Voters are going to the polls in the oil-rich central Asian nation of Kazakhstan in elections that are expected to slightly broaden democratic representation in parliament's rubber-stamp lower house.
All seats in the former Soviet nation's parliament are currently occupied by President Nursultan Nazarbayev's Nur Otan party.
A 2009 election law gives at least two seats to the party with the second-highest number of votes even if it does not receive the 7% share that is the threshold for proportional allotment of seats.
Opposition parties that were most likely to pose a robust challenge to Nur Otan have been either disqualified from competing or rendered largely powerless.
The pro-business Ak Zhol party, which avoids confrontation with the government, is seen as the most likely runner-up.
Prosperity and stability in Kazakhstan - mainly driven by its vast reserves of oil, gas and minerals - account for much of the support for Nur Otan and the president.
However, the elections are taking place in the shadow of an unusual outburst of discontent and violence.
In December, a long-term protest in the town of Zhanaozen by oil workers who had been fired after striking for better pay degenerated into clashes with police who opened fire.

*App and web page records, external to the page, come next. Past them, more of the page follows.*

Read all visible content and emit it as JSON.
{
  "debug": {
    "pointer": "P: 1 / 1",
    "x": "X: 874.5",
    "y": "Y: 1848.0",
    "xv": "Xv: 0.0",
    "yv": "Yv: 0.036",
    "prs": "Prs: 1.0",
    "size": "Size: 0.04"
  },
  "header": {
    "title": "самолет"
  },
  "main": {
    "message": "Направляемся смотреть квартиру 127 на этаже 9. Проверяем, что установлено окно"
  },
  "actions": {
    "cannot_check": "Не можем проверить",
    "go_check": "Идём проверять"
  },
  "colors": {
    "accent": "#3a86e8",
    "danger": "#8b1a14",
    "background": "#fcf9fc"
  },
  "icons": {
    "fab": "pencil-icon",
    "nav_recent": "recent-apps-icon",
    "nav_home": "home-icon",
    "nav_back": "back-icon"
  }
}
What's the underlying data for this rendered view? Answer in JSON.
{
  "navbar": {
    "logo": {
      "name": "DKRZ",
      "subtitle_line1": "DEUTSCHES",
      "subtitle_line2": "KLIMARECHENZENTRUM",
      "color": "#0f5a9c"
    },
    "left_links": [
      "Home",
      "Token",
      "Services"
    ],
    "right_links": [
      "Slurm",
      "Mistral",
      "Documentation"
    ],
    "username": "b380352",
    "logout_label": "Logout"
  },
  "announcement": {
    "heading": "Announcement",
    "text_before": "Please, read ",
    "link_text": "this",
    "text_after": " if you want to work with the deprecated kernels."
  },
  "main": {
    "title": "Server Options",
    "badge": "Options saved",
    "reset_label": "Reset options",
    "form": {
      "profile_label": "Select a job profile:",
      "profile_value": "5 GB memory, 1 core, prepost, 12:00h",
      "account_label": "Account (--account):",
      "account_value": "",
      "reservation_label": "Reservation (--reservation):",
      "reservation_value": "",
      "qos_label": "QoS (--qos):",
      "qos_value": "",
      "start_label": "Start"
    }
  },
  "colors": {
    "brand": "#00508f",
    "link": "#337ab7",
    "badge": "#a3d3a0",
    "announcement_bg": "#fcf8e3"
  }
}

At least 16 people were killed, and the bloodshed set off a riot in another town where police killed one person.